Popular Muscadine Cultivars in North Carolina
Hundreds of named muscadine cultivars (or varieties) have been developed over the years. As varieties with better characteristics such as flavor, size, or yield are developed, they often replace older favorites. For example, besides being used as a common name for any bronze grape, “Scuppernong” is a very old variety selected from the wild along the Scuppernong River in North Carolina which has largely been superseded by modern cultivars. Varieties with wet stem scars, which tend to leak after they are picked are often replaced by those with dry stem scars for fresh market production. Self-fertile varieties are easier to manage than female varieties, which require a pollinator.
Some of the varieties most commonly grown in North Carolina are shown below, but many others are also grown. See a list of Muscadine cultivars recommended for NC production here.
Ninety to ninety-five percent of the commercial muscadine production in North Carolina is Carlos. Carlos is a vigorous, productive, self-fertile cultivar bred in North Carolina. Uniform ripening facilitates mechanical harvesting of this cultivar. Carlos is one of the most cold-tolerant cultivars when completely dormant in the winter.
Noble is the primary dark muscadine cultivar used in wine and juice production. It is a highly productive, vigorous, self fertile cultivar bred in North Carolina. Its small size and wet stem scar prevent its use for anything but processing. Noble is relatively cold tolerant.
Doreen is a self-fertile processing cultivar developed in North Carolina and used for wine and juic . It is highly vigorous and productive, producing flavorful “football-shaped” fruit.

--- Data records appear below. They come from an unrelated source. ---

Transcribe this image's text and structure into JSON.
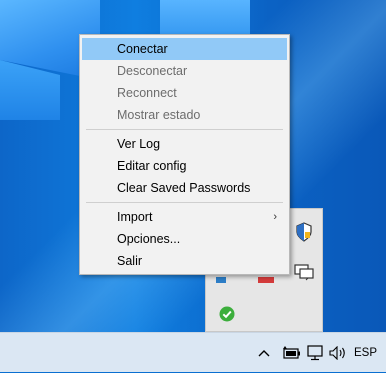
{
  "menu": {
    "items": [
      {
        "label": "Conectar",
        "state": "highlighted"
      },
      {
        "label": "Desconectar",
        "state": "disabled"
      },
      {
        "label": "Reconnect",
        "state": "disabled"
      },
      {
        "label": "Mostrar estado",
        "state": "disabled"
      },
      {
        "label": "Ver Log",
        "state": "enabled"
      },
      {
        "label": "Editar config",
        "state": "enabled"
      },
      {
        "label": "Clear Saved Passwords",
        "state": "enabled"
      },
      {
        "label": "Import",
        "state": "enabled",
        "submenu": true
      },
      {
        "label": "Opciones...",
        "state": "enabled"
      },
      {
        "label": "Salir",
        "state": "enabled"
      }
    ],
    "submenu_arrow": "›"
  },
  "tray": {
    "icons": [
      "shield-icon",
      "monitor-icon",
      "check-icon"
    ]
  },
  "taskbar": {
    "icons": [
      "chevron-up-icon",
      "battery-icon",
      "network-icon",
      "volume-icon"
    ],
    "language": "ESP"
  },
  "colors": {
    "highlight": "#91c9f7",
    "disabled_text": "#6d6d6d",
    "menu_bg": "#f2f2f2",
    "taskbar_bg": "#dbe7f3"
  }
}
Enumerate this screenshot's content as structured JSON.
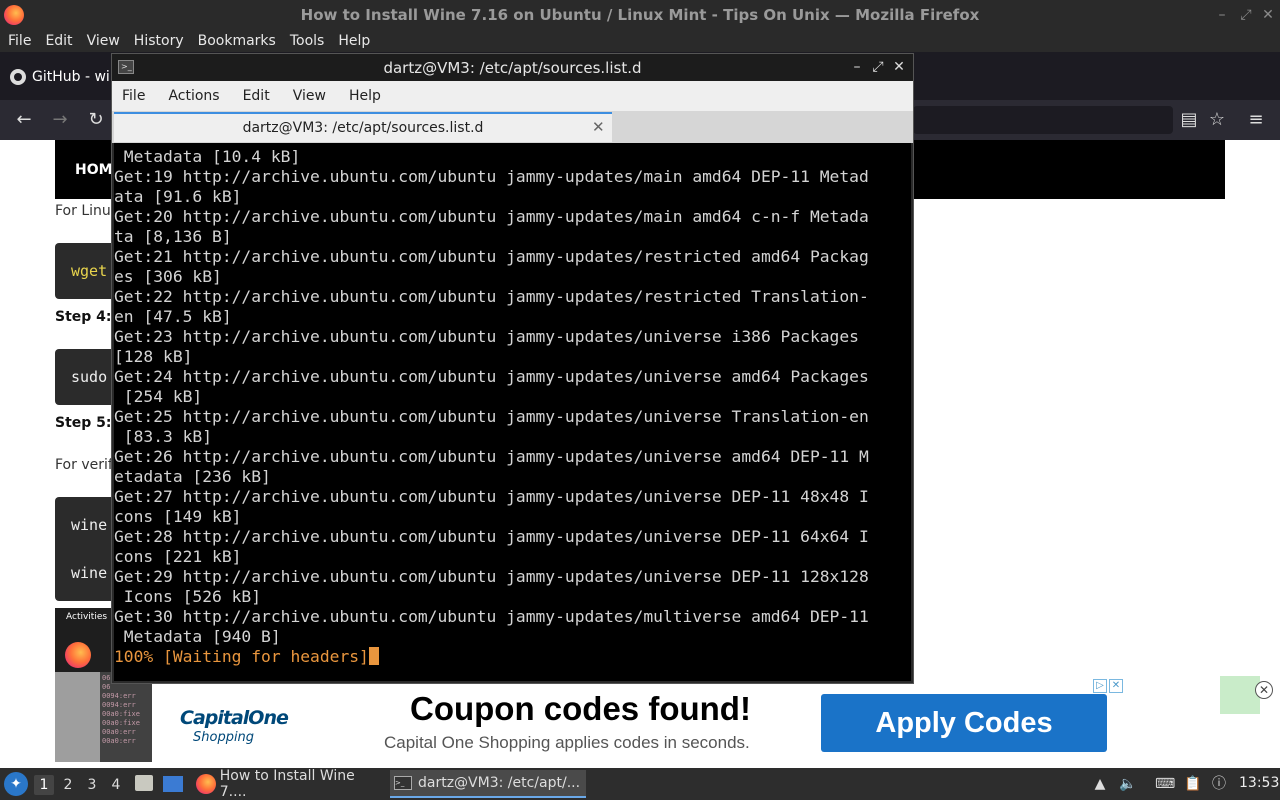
{
  "firefox": {
    "window_title": "How to Install Wine 7.16 on Ubuntu / Linux Mint - Tips On Unix — Mozilla Firefox",
    "menu": [
      "File",
      "Edit",
      "View",
      "History",
      "Bookmarks",
      "Tools",
      "Help"
    ],
    "tab_github": "GitHub - wir",
    "win_controls": {
      "minimize": "–",
      "maximize": "⤢",
      "close": "✕"
    },
    "nav": {
      "back": "←",
      "forward": "→",
      "reload": "↻",
      "reader": "▤",
      "bookmark": "☆",
      "menu": "≡"
    }
  },
  "webpage": {
    "nav_home": "HOM",
    "text_for_linux": "For Linu",
    "code1": "wget",
    "step4": "Step 4:",
    "code2": "sudo",
    "step5": "Step 5:",
    "text_verify": "For verif",
    "code3a": "wine",
    "code3b": "wine",
    "activities": "Activities"
  },
  "ad": {
    "brand_line1": "CapitalOne",
    "brand_line2": "Shopping",
    "headline": "Coupon codes found!",
    "subline": "Capital One Shopping applies codes in seconds.",
    "button": "Apply Codes",
    "adchoices": "▷",
    "adx": "✕",
    "close": "✕",
    "thumb_term": "06\n06\n0094:err\n0094:err\n00a0:fixe\n00a0:fixe\n00a0:err\n00a0:err"
  },
  "terminal": {
    "title": "dartz@VM3: /etc/apt/sources.list.d",
    "menu": [
      "File",
      "Actions",
      "Edit",
      "View",
      "Help"
    ],
    "tab_label": "dartz@VM3: /etc/apt/sources.list.d",
    "tab_close": "✕",
    "controls": {
      "minimize": "–",
      "maximize": "⤢",
      "close": "✕"
    },
    "output": [
      " Metadata [10.4 kB]",
      "Get:19 http://archive.ubuntu.com/ubuntu jammy-updates/main amd64 DEP-11 Metad",
      "ata [91.6 kB]",
      "Get:20 http://archive.ubuntu.com/ubuntu jammy-updates/main amd64 c-n-f Metada",
      "ta [8,136 B]",
      "Get:21 http://archive.ubuntu.com/ubuntu jammy-updates/restricted amd64 Packag",
      "es [306 kB]",
      "Get:22 http://archive.ubuntu.com/ubuntu jammy-updates/restricted Translation-",
      "en [47.5 kB]",
      "Get:23 http://archive.ubuntu.com/ubuntu jammy-updates/universe i386 Packages",
      "[128 kB]",
      "Get:24 http://archive.ubuntu.com/ubuntu jammy-updates/universe amd64 Packages",
      " [254 kB]",
      "Get:25 http://archive.ubuntu.com/ubuntu jammy-updates/universe Translation-en",
      " [83.3 kB]",
      "Get:26 http://archive.ubuntu.com/ubuntu jammy-updates/universe amd64 DEP-11 M",
      "etadata [236 kB]",
      "Get:27 http://archive.ubuntu.com/ubuntu jammy-updates/universe DEP-11 48x48 I",
      "cons [149 kB]",
      "Get:28 http://archive.ubuntu.com/ubuntu jammy-updates/universe DEP-11 64x64 I",
      "cons [221 kB]",
      "Get:29 http://archive.ubuntu.com/ubuntu jammy-updates/universe DEP-11 128x128",
      " Icons [526 kB]",
      "Get:30 http://archive.ubuntu.com/ubuntu jammy-updates/multiverse amd64 DEP-11",
      " Metadata [940 B]"
    ],
    "progress_line": "100% [Waiting for headers]"
  },
  "taskbar": {
    "workspaces": [
      "1",
      "2",
      "3",
      "4"
    ],
    "task_firefox": "How to Install Wine 7....",
    "task_terminal": "dartz@VM3: /etc/apt/...",
    "clock": "13:53"
  },
  "colors": {
    "terminal_progress": "#e9963e",
    "ad_button": "#1a73c8",
    "tab_accent": "#3d8ee0"
  }
}
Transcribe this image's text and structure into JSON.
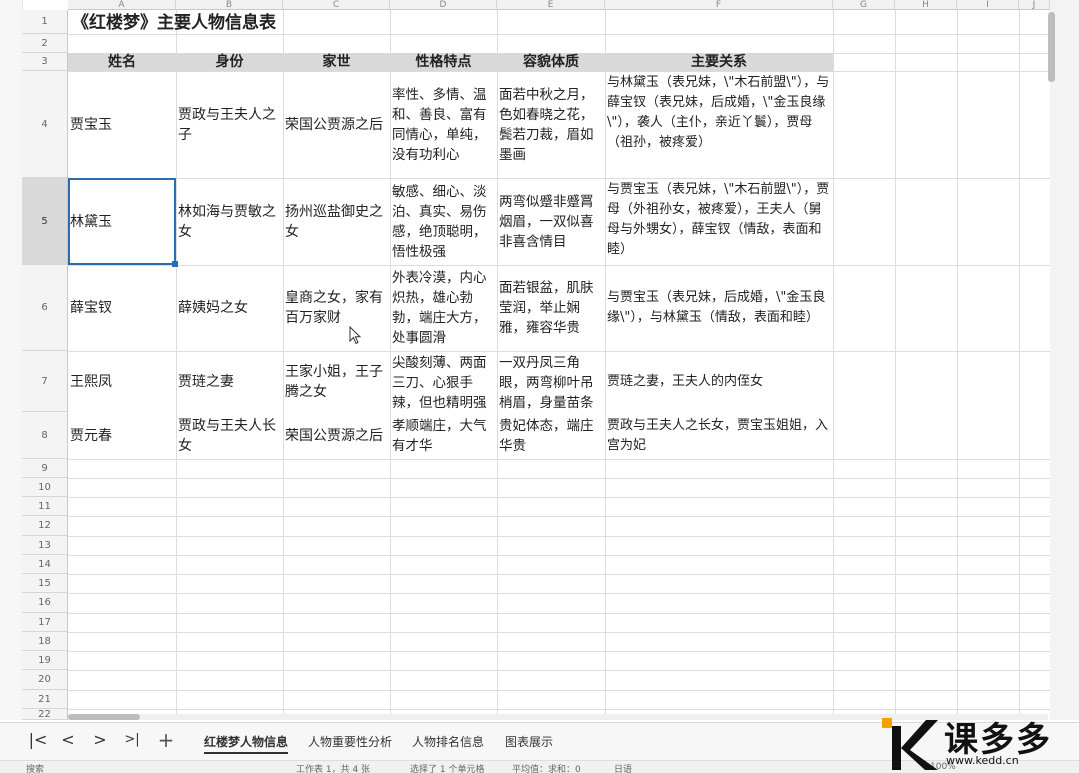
{
  "columns": [
    "A",
    "B",
    "C",
    "D",
    "E",
    "F",
    "G",
    "H",
    "I",
    "J"
  ],
  "rows": [
    "1",
    "2",
    "3",
    "4",
    "5",
    "6",
    "7",
    "8",
    "9",
    "10",
    "11",
    "12",
    "13",
    "14",
    "15",
    "16",
    "17",
    "18",
    "19",
    "20",
    "21",
    "22"
  ],
  "selected_row": "5",
  "title": "《红楼梦》主要人物信息表",
  "headers": [
    "姓名",
    "身份",
    "家世",
    "性格特点",
    "容貌体质",
    "主要关系"
  ],
  "records": [
    {
      "name": "贾宝玉",
      "identity": "贾政与王夫人之子",
      "family": "荣国公贾源之后",
      "personality": "率性、多情、温和、善良、富有同情心，单纯，没有功利心",
      "appearance": "面若中秋之月，色如春晓之花，鬓若刀裁，眉如墨画",
      "relations": "与林黛玉（表兄妹，\\\"木石前盟\\\"），与薛宝钗（表兄妹，后成婚，\\\"金玉良缘\\\"），袭人（主仆，亲近丫鬟），贾母（祖孙，被疼爱）"
    },
    {
      "name": "林黛玉",
      "identity": "林如海与贾敏之女",
      "family": "扬州巡盐御史之女",
      "personality": "敏感、细心、淡泊、真实、易伤感，绝顶聪明，悟性极强",
      "appearance": "两弯似蹙非蹙罥烟眉，一双似喜非喜含情目",
      "relations": "与贾宝玉（表兄妹，\\\"木石前盟\\\"），贾母（外祖孙女，被疼爱），王夫人（舅母与外甥女），薛宝钗（情敌，表面和睦）"
    },
    {
      "name": "薛宝钗",
      "identity": "薛姨妈之女",
      "family": "皇商之女，家有百万家财",
      "personality": "外表冷漠，内心炽热，雄心勃勃，端庄大方，处事圆滑",
      "appearance": "面若银盆，肌肤莹润，举止娴雅，雍容华贵",
      "relations": "与贾宝玉（表兄妹，后成婚，\\\"金玉良缘\\\"），与林黛玉（情敌，表面和睦）"
    },
    {
      "name": "王熙凤",
      "identity": "贾琏之妻",
      "family": "王家小姐，王子腾之女",
      "personality": "尖酸刻薄、两面三刀、心狠手辣，但也精明强干",
      "appearance": "一双丹凤三角眼，两弯柳叶吊梢眉，身量苗条",
      "relations": "贾琏之妻，王夫人的内侄女"
    },
    {
      "name": "贾元春",
      "identity": "贾政与王夫人长女",
      "family": "荣国公贾源之后",
      "personality": "孝顺端庄，大气有才华",
      "appearance": "贵妃体态，端庄华贵",
      "relations": "贾政与王夫人之长女，贾宝玉姐姐，入宫为妃"
    }
  ],
  "tabs": {
    "nav_first": "|<",
    "nav_prev": "<",
    "nav_next": ">",
    "nav_last": ">|",
    "add": "+",
    "sheets": [
      "红楼梦人物信息",
      "人物重要性分析",
      "人物排名信息",
      "图表展示"
    ],
    "active_index": 0
  },
  "status": {
    "search": "搜索",
    "sheet": "工作表 1，共 4 张",
    "selection": "选择了 1 个单元格",
    "average": "平均值：求和：0",
    "mode": "日语",
    "zoom": "100%"
  },
  "watermark": {
    "brand": "课多多",
    "url": "www.kedd.cn"
  },
  "colors": {
    "header_fill": "#d9d9d9",
    "selection": "#2b6cb0",
    "logo_orange": "#f5a000"
  }
}
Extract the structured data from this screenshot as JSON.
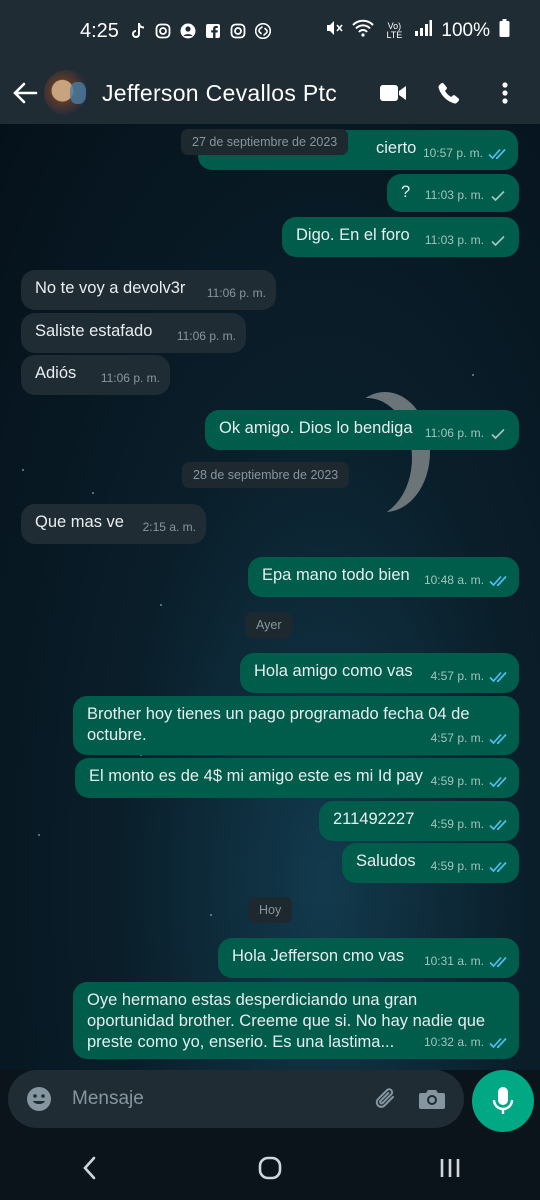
{
  "status_bar": {
    "time": "4:25",
    "battery": "100%",
    "network": "Vo) LTE",
    "left_icons": [
      "tiktok-icon",
      "instagram-icon",
      "person-icon",
      "facebook-icon",
      "instagram-icon",
      "shazam-icon"
    ],
    "right_icons": [
      "mute-icon",
      "wifi-icon",
      "volte-icon",
      "signal-icon",
      "battery-icon"
    ]
  },
  "header": {
    "contact_name": "Jefferson Cevallos Ptc",
    "icons": [
      "back-arrow-icon",
      "video-call-icon",
      "voice-call-icon",
      "more-options-icon"
    ]
  },
  "messages": [
    {
      "type": "out",
      "text": "cierto",
      "time": "10:57 p. m.",
      "status": "read"
    },
    {
      "type": "date",
      "text": "27 de septiembre de 2023"
    },
    {
      "type": "out",
      "text": "?",
      "time": "11:03 p. m.",
      "status": "sent"
    },
    {
      "type": "out",
      "text": "Digo. En el foro",
      "time": "11:03 p. m.",
      "status": "sent"
    },
    {
      "type": "in",
      "text": "No te voy a devolv3r",
      "time": "11:06 p. m."
    },
    {
      "type": "in",
      "text": "Saliste estafado",
      "time": "11:06 p. m."
    },
    {
      "type": "in",
      "text": "Adiós",
      "time": "11:06 p. m."
    },
    {
      "type": "out",
      "text": "Ok amigo. Dios lo bendiga",
      "time": "11:06 p. m.",
      "status": "sent"
    },
    {
      "type": "date",
      "text": "28 de septiembre de 2023"
    },
    {
      "type": "in",
      "text": "Que mas ve",
      "time": "2:15 a. m."
    },
    {
      "type": "out",
      "text": "Epa mano todo bien",
      "time": "10:48 a. m.",
      "status": "read"
    },
    {
      "type": "date",
      "text": "Ayer"
    },
    {
      "type": "out",
      "text": "Hola amigo como vas",
      "time": "4:57 p. m.",
      "status": "read"
    },
    {
      "type": "out",
      "text": "Brother hoy tienes un pago programado fecha 04 de octubre.",
      "time": "4:57 p. m.",
      "status": "read"
    },
    {
      "type": "out",
      "text": "El monto es de 4$ mi amigo este es mi Id pay",
      "time": "4:59 p. m.",
      "status": "read"
    },
    {
      "type": "out",
      "text": "211492227",
      "time": "4:59 p. m.",
      "status": "read"
    },
    {
      "type": "out",
      "text": "Saludos",
      "time": "4:59 p. m.",
      "status": "read"
    },
    {
      "type": "date",
      "text": "Hoy"
    },
    {
      "type": "out",
      "text": "Hola Jefferson cmo vas",
      "time": "10:31 a. m.",
      "status": "read"
    },
    {
      "type": "out",
      "text": "Oye hermano estas desperdiciando una gran oportunidad brother. Creeme que si. No hay nadie que preste como yo, enserio. Es una lastima...",
      "time": "10:32 a. m.",
      "status": "read"
    }
  ],
  "composer": {
    "placeholder": "Mensaje",
    "icons": [
      "emoji-icon",
      "attach-icon",
      "camera-icon",
      "mic-icon"
    ]
  },
  "colors": {
    "outgoing_bubble": "#005c4b",
    "incoming_bubble": "#202c33",
    "read_tick": "#53bdeb",
    "accent": "#00a884"
  }
}
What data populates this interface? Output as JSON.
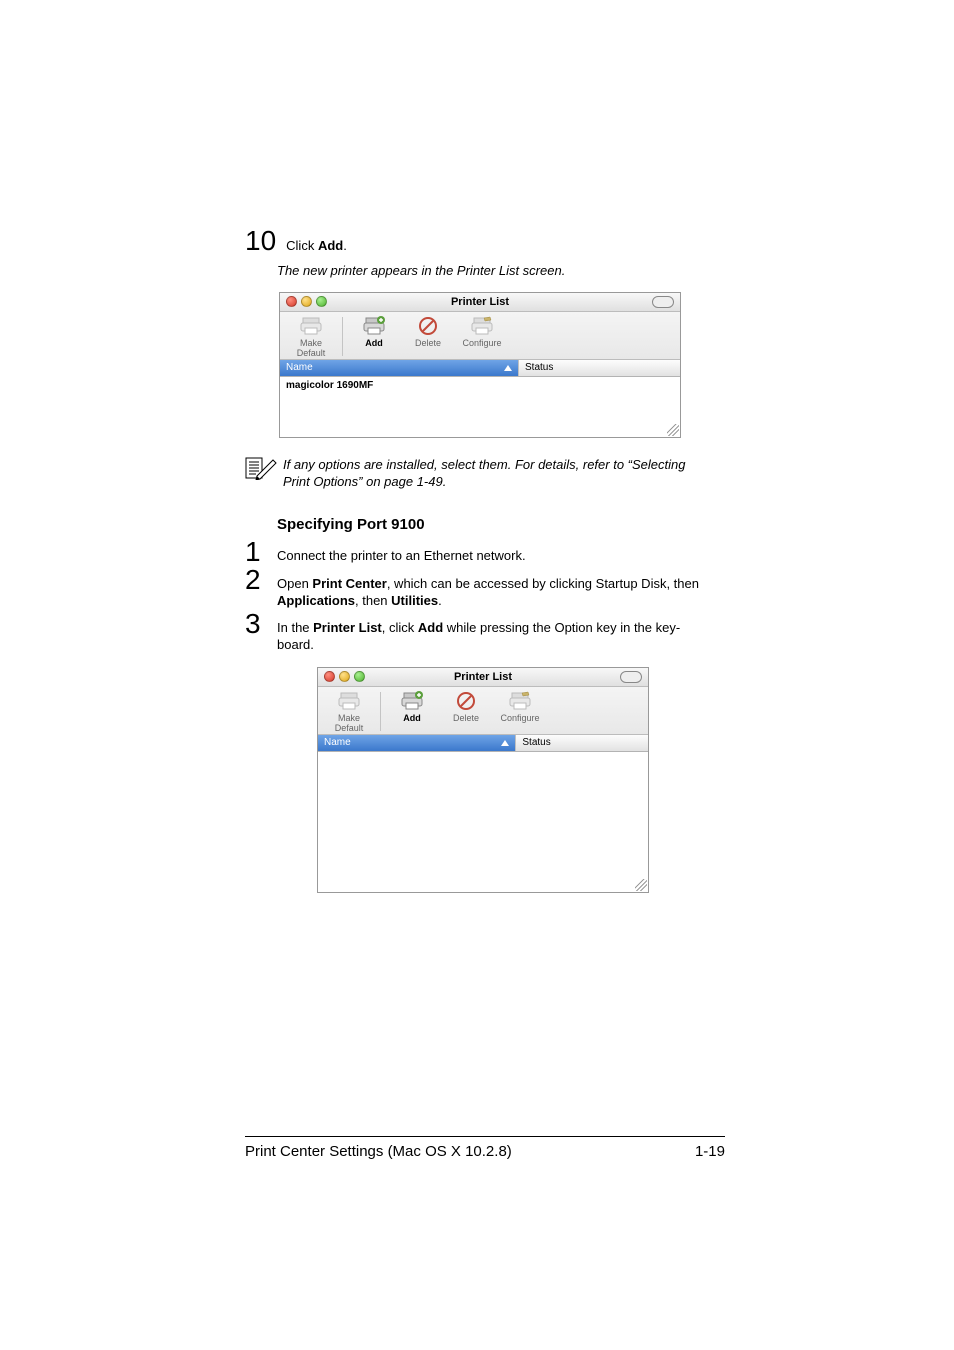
{
  "step10": {
    "number": "10",
    "prefix": "Click ",
    "bold": "Add",
    "suffix": ".",
    "italic_line": "The new printer appears in the Printer List screen."
  },
  "window1": {
    "title": "Printer List",
    "toolbar": {
      "make_default": "Make Default",
      "add": "Add",
      "delete": "Delete",
      "configure": "Configure"
    },
    "columns": {
      "name": "Name",
      "status": "Status"
    },
    "row1": "magicolor 1690MF"
  },
  "note": {
    "text_a": "If any options are installed, select them. For details, refer to “Selecting ",
    "text_b": "Print Options” on page 1-49."
  },
  "h3": "Specifying Port 9100",
  "steps": {
    "s1": {
      "n": "1",
      "text": "Connect the printer to an Ethernet network."
    },
    "s2": {
      "n": "2",
      "a": "Open ",
      "b": "Print Center",
      "c": ", which can be accessed by clicking Startup Disk, then ",
      "d": "Applications",
      "e": ", then ",
      "f": "Utilities",
      "g": "."
    },
    "s3": {
      "n": "3",
      "a": "In the ",
      "b": "Printer List",
      "c": ", click ",
      "d": "Add",
      "e": " while pressing the Option key in the key",
      "f": "board."
    }
  },
  "window2": {
    "title": "Printer List",
    "toolbar": {
      "make_default": "Make Default",
      "add": "Add",
      "delete": "Delete",
      "configure": "Configure"
    },
    "columns": {
      "name": "Name",
      "status": "Status"
    }
  },
  "footer": {
    "left": "Print Center Settings (Mac OS X 10.2.8)",
    "right": "1-19"
  }
}
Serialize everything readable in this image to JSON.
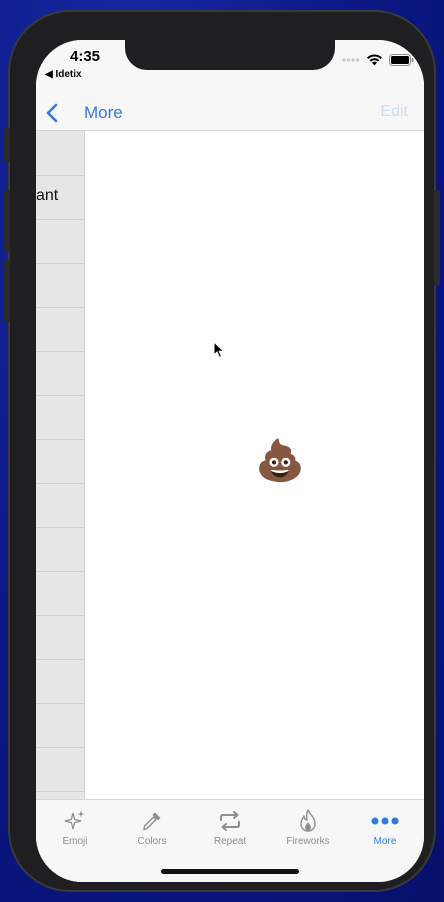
{
  "status": {
    "time": "4:35",
    "back_app": "◀ Idetix"
  },
  "nav": {
    "title": "More",
    "edit": "Edit"
  },
  "side_list": {
    "visible_text": "ant"
  },
  "content": {
    "emoji": "💩"
  },
  "tabs": [
    {
      "label": "Emoji",
      "icon": "sparkles-icon"
    },
    {
      "label": "Colors",
      "icon": "eyedropper-icon"
    },
    {
      "label": "Repeat",
      "icon": "repeat-icon"
    },
    {
      "label": "Fireworks",
      "icon": "flame-icon"
    },
    {
      "label": "More",
      "icon": "more-dots-icon"
    }
  ],
  "colors": {
    "accent": "#2f7bd8",
    "inactive": "#8e8e93"
  }
}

Magnolia is also a self-fertile processing cultivar originating from a North Carolina cross. It is used primarily in wine and juice processing due to its wet stem scar. Magnolia is known for its uneven ripening. Magnolia is relatively cold tolerant.
Hall is a newer variety released by the UGA breeding program in 2014. It is self-fertile and early ripening. Hall berries have an excellent flavor and average 15.6% soluble solids.
Fry is a favorite U-pick muscadine cultivar developed in Georgia. ‘Fry’ is popular for its large berry size and good flavor, even when picked immature. It is a female cultivar with a wet stem scar, limiting its usefulness in the retail market. There are also Early Fry and Late Fry varieties.
Nesbitt is a large, black, self-fertile cultivar bred in North Carolina. Fruit ripens over a three-week period and is suitable for fresh marketing and home gardens. Skins can be tough, but flavor is excellent.
Supreme is a very large, black, female, fresh market cultivar from Ison’s Nursery in Georgia. Its large size and crisp, edible skin make it a favorite in consumer taste tests. This variety has the third greatest acreage of any variety grown in North Carolina.
Tara is a large, self-fertile cultivar developed in Georgia, similar in size and quality to Fry. It has good flavor, high sugar content, and a very dry stem scar. Tara is one of the top 5 fresh cultivars recommended in North Carolina.
Triumph is a self-fertile cultivar developed in Georgia. Berry color can have a pinkish hue .Fruit ripen early in the season and have good flavor, high sugar content, and “crunchy” pulp. Triumph is one of the top 5 fresh cultivars recommended in North Carolina.
New and Noteworthy
This is a seedless hybrid of muscadines and seedless table grapes (75% muscadine genetically). The sweet, crunchy, seedless grapes are small and are be picked as clusters rather than individually. RazzMatazz grapes are not much found in the market (yet?), but home gardeners can buy plants from several sources
Oh My! has full-sized, seedless, bronze-colored fruits with tender skins. For over 100 years grape breeders have attempted to develop muscadines that are seedless with easy-to-chew skins. Both this variety and RazzMatazz were developed by independent North Carolina grape breeder Jeff Bloodworth over a lifetime of work. Available for home garden planting, but watch for fruit as well.